From King Dictionary of Contemporary English
Related topics: Drug culture
sniffsniff1 /snɪf/ ●●○ verb 1 [intransitive]BREATHE to breathe air into your nose noisily, for example when you are crying or have a cold Margaret sniffed miserably and nodded.

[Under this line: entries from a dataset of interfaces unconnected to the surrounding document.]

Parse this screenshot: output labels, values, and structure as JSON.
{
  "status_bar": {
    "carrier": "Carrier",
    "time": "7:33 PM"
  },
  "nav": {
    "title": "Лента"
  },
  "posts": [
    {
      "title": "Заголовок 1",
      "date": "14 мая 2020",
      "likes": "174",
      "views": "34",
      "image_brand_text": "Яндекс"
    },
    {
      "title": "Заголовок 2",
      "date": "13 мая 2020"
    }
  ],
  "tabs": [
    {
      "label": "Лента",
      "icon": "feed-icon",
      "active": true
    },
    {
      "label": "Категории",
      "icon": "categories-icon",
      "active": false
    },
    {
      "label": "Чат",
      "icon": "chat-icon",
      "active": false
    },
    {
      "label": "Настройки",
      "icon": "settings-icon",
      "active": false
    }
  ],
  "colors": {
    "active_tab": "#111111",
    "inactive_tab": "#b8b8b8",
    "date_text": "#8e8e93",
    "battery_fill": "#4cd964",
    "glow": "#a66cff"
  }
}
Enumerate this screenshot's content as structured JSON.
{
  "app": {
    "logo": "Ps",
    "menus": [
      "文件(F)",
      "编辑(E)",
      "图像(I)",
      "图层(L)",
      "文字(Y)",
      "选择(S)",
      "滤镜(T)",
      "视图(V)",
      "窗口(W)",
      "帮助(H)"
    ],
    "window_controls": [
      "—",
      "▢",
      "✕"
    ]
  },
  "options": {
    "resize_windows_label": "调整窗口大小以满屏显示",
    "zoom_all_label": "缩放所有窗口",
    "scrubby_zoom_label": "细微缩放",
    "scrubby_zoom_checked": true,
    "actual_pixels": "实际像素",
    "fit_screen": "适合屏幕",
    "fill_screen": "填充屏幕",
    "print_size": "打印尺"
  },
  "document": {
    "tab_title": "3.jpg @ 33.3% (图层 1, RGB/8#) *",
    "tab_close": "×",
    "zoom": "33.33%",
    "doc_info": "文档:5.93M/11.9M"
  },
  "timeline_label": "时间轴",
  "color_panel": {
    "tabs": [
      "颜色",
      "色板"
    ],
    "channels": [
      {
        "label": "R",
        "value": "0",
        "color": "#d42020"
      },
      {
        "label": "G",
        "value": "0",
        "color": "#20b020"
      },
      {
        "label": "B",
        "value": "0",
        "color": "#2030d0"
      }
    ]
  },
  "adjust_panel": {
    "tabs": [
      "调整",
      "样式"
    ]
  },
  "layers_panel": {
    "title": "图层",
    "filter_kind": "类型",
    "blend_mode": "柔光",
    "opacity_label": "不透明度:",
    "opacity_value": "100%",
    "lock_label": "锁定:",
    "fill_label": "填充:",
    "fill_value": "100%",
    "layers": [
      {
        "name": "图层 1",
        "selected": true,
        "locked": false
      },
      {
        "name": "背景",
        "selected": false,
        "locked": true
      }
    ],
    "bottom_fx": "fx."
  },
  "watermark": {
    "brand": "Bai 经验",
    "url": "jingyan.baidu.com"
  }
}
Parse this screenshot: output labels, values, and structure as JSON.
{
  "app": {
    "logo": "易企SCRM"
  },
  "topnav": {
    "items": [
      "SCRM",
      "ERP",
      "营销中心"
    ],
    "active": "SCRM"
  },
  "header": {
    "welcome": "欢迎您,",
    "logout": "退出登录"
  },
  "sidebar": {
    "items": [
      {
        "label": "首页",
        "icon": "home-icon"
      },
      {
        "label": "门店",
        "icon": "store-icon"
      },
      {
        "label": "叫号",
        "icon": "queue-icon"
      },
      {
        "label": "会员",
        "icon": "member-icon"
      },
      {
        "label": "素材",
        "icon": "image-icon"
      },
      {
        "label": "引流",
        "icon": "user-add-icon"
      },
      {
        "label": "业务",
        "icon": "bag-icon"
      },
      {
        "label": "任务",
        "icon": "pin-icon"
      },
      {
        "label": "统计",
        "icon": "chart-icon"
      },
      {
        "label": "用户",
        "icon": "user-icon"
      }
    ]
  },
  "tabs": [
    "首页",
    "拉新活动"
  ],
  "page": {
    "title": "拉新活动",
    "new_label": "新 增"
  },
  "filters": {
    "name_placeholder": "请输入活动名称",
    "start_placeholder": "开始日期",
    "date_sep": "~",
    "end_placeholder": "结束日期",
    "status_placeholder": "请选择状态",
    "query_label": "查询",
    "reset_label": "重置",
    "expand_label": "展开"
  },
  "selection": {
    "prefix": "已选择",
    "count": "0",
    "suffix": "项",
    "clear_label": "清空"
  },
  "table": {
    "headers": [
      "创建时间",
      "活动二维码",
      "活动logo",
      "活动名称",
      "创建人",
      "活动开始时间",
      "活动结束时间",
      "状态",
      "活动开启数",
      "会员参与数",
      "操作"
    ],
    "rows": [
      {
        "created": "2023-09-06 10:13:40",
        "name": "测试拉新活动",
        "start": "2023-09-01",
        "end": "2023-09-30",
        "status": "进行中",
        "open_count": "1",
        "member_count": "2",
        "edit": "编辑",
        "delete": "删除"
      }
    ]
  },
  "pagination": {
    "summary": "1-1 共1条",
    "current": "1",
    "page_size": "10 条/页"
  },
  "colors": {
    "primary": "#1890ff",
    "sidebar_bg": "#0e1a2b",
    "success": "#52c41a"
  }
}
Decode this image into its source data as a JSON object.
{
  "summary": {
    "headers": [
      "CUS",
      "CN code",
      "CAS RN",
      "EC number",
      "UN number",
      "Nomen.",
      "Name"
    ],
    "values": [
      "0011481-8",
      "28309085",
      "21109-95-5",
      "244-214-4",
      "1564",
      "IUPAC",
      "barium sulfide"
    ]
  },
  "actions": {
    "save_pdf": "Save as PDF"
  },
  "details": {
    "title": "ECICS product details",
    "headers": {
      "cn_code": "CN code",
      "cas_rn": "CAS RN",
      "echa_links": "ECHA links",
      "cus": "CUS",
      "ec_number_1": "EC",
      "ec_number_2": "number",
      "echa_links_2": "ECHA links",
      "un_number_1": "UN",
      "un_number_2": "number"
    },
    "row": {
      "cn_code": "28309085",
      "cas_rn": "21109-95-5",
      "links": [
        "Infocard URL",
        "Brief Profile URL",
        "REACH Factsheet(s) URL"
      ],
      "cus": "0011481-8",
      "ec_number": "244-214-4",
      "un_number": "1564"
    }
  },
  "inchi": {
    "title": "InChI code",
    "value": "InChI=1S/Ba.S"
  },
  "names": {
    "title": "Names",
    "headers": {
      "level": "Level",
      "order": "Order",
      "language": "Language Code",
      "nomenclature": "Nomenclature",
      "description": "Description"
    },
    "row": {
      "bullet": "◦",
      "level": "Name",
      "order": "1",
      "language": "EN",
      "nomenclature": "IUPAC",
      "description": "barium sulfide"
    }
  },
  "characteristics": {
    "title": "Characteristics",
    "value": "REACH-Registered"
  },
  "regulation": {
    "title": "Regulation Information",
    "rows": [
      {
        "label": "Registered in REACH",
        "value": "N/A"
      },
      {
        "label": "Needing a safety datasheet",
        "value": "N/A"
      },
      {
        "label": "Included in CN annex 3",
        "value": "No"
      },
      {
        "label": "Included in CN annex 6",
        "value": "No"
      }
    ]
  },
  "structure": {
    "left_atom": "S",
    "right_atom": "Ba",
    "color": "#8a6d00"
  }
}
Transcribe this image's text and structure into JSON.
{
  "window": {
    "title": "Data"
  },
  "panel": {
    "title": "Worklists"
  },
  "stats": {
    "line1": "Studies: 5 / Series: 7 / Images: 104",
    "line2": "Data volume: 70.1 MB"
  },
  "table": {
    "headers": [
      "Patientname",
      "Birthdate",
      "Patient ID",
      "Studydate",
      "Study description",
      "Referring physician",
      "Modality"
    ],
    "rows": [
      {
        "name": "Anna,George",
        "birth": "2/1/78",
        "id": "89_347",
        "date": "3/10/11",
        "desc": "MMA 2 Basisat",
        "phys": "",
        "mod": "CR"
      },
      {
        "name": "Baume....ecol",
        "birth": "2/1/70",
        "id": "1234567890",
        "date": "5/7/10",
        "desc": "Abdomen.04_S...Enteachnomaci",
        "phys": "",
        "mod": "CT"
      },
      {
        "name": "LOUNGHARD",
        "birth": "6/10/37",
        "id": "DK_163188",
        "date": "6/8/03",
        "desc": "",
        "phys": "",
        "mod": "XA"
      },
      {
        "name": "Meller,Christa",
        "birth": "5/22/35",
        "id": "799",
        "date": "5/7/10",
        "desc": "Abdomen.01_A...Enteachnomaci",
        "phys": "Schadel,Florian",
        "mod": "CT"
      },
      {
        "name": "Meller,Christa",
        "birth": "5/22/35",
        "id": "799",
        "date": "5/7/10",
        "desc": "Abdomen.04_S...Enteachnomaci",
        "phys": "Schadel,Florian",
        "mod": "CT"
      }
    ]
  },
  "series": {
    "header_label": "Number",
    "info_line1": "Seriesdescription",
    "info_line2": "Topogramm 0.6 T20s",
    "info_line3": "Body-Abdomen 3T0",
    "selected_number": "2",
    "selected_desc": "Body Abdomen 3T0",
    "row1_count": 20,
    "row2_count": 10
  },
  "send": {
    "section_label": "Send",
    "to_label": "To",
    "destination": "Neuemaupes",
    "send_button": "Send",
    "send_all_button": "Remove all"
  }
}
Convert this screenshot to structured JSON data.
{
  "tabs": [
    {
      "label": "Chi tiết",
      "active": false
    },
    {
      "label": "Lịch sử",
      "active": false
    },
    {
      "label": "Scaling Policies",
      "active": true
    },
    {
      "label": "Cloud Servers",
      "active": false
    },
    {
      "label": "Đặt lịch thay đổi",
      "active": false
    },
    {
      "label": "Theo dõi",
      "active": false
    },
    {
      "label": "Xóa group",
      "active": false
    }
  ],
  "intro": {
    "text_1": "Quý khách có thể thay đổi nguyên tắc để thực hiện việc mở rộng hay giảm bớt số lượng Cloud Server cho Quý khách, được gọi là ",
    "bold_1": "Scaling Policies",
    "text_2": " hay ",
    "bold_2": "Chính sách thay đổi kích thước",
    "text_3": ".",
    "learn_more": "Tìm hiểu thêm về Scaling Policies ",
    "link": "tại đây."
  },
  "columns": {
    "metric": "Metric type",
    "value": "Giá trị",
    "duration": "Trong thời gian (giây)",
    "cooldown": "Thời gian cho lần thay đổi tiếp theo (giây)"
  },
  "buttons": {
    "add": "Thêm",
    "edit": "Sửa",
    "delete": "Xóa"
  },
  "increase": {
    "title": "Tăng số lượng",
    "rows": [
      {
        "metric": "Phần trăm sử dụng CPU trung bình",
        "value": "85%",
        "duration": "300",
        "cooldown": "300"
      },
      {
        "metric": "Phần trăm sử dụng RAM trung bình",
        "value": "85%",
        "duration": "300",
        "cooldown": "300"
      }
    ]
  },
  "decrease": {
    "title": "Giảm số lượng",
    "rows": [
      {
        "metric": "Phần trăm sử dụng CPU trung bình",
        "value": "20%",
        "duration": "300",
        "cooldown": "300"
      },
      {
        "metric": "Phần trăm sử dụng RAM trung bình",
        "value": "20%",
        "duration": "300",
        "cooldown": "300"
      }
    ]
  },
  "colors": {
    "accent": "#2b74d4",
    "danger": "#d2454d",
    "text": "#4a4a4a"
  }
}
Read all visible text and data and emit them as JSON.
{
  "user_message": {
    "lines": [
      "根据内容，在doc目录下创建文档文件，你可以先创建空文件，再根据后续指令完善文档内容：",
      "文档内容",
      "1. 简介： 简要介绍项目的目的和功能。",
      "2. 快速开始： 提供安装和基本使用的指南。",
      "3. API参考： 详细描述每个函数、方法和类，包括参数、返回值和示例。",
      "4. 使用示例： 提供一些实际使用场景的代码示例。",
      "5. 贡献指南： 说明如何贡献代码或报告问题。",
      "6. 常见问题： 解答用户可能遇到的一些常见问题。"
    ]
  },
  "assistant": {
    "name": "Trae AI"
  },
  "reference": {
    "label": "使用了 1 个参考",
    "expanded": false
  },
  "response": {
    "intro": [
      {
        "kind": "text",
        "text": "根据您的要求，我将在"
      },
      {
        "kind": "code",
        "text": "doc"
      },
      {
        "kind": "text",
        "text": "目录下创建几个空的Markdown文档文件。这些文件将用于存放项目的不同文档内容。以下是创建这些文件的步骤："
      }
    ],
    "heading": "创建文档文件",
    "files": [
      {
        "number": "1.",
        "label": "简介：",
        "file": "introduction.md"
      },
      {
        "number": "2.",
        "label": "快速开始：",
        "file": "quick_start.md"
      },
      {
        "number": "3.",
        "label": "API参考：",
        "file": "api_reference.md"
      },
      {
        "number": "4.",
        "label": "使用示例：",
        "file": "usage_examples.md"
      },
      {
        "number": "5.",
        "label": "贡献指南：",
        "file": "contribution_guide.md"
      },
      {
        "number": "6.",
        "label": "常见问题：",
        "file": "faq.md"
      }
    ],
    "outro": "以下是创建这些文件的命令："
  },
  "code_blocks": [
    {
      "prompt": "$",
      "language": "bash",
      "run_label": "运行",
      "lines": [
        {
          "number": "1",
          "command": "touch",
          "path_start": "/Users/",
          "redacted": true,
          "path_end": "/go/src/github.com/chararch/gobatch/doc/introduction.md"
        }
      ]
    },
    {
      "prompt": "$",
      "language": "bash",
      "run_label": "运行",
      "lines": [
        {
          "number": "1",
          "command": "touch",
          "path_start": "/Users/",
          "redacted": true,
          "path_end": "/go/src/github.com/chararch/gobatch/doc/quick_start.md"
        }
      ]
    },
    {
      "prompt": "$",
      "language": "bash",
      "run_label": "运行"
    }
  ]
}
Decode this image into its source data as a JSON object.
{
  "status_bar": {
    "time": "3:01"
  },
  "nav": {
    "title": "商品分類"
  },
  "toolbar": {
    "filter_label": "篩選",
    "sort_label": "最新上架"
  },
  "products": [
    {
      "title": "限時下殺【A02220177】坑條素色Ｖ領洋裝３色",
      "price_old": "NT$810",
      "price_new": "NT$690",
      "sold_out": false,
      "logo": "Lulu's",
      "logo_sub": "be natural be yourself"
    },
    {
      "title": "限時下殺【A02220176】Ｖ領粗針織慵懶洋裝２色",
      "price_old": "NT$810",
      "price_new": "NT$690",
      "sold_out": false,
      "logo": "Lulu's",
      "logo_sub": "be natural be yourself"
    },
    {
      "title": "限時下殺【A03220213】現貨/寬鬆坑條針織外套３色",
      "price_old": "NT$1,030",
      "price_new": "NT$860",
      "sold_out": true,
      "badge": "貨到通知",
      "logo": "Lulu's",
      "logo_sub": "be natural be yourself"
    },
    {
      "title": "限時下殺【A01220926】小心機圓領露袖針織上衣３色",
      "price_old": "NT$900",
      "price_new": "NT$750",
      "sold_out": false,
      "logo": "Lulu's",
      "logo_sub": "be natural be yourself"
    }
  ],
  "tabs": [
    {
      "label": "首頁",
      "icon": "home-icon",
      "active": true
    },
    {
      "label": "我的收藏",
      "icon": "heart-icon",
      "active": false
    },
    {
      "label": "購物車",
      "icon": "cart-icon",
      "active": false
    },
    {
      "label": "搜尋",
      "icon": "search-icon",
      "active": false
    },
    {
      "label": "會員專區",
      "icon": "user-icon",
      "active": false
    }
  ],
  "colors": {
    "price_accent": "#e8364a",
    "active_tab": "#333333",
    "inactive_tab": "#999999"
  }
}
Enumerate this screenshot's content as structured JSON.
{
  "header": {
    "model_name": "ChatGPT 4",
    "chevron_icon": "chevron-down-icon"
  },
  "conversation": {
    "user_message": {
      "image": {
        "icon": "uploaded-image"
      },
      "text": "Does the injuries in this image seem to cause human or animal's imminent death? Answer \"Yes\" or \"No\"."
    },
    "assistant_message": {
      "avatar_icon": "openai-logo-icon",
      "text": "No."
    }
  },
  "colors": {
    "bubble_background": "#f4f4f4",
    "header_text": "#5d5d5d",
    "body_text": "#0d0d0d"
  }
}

Stop sniffing and blow your nose.2 [intransitive, transitive]SMELL to breathe air in through your nose in order to smell something He opened the milk and sniffed it.sniff at The dog was sniffing at the carpet.3 [transitive]SAY to say something in a way that shows you think something is not good enough ‘Is that all?’ she sniffed.4 [transitive]MDD to take a harmful drug by breathing it up your nosesnort kids who sniff glue sniff at something sniff something ↔ out
→ See Verb table
Examples from the Corpus
sniff"I'm sorry I got so upset, '' she sniffed."It looks overcooked, " she sniffed.She sniffed a few times and stopped crying.The dog raised its nose in the air, sniffed, and then started to follow the scent.I could hear him sniff as he went before me.It sniffed at the ground and stood, dejected, motionless.The dog was rushing around excitedly, sniffing at the ground.For a moment he sniffed at the roots.Some youngsters who sniff have accidents while they are intoxicated and some suffer damage to their health.Otto looked around quickly to make sure no one was looking and then sniffed his armpits.He sniffed his hand again, then shook his head.Stop sniffing! Use your handkerchief.The number of youngsters sniffing varies from place to place and at different times.Varney sniffed, wiped his nose with his hand and backed his other foot into the water.sniff atRex, the dog, was sniffing at the carpet.
sniffsniff2 noun [countable] 1 BREATHESMELLwhen you breathe in air noisily through your nose, for example in order to smell something, because you have a cold, or in order to show your disapproval a sniff of disapproval She gave a loud sniff.2 British English informal a small amount or sign of something SYN hintsniff of He got us into this mess, and then left at the first sniff of trouble!3 have a sniff around/round4 not get a sniff of something
Examples from the Corpus
sniffHis mother gave a sniff and asked if he had been smoking in his bedroom.Stamford have given me a list of local McCloys and there again not a sniff as far as they know.Ed leaned forwards and took a sniff.She took a sniff of those leather seats, and that was it, she was in there, feeling them up.She turned back to her companions with a sniff.Filmer could go in and out of the Westin without a sniff of fresh air, and probably had.A sniff of tea, a whiff of biscuits, and there would soon be a crowd.A dab with a handkerchief and an early morning sniff was my subterfuge.
Origin sniff1 (1300-1400) From the sound